----- Material provided -----
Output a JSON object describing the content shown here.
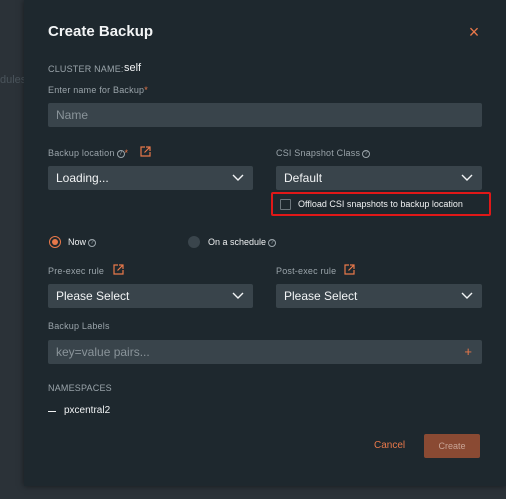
{
  "backdrop": {
    "fragment": "dules"
  },
  "dialog": {
    "title": "Create Backup",
    "close_glyph": "×",
    "cluster_label": "CLUSTER NAME:",
    "cluster_value": "self",
    "name_label": "Enter name for Backup",
    "name_placeholder": "Name",
    "required_mark": "*",
    "backup_location_label": "Backup location",
    "backup_location_value": "Loading...",
    "csi_label": "CSI Snapshot Class",
    "csi_value": "Default",
    "offload_label": "Offload CSI snapshots to backup location",
    "offload_checked": false,
    "schedule_now_label": "Now",
    "schedule_cron_label": "On a schedule",
    "schedule_selected": "Now",
    "pre_exec_label": "Pre-exec rule",
    "pre_exec_value": "Please Select",
    "post_exec_label": "Post-exec rule",
    "post_exec_value": "Please Select",
    "labels_label": "Backup Labels",
    "labels_placeholder": "key=value pairs...",
    "labels_add": "+",
    "namespaces_label": "NAMESPACES",
    "namespaces": [
      "pxcentral2"
    ],
    "cancel_label": "Cancel",
    "create_label": "Create",
    "help_glyph": "?"
  },
  "colors": {
    "accent": "#e8784a",
    "highlight_box": "#e01818",
    "modal_bg": "#1e282e",
    "field_bg": "#39444b"
  },
  "icons": {
    "close": "close-icon",
    "help": "help-circle-icon",
    "external": "external-link-icon",
    "chevron": "chevron-down-icon",
    "plus": "plus-icon"
  }
}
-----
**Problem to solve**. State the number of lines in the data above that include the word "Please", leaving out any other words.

**Answer for this exercise**. 2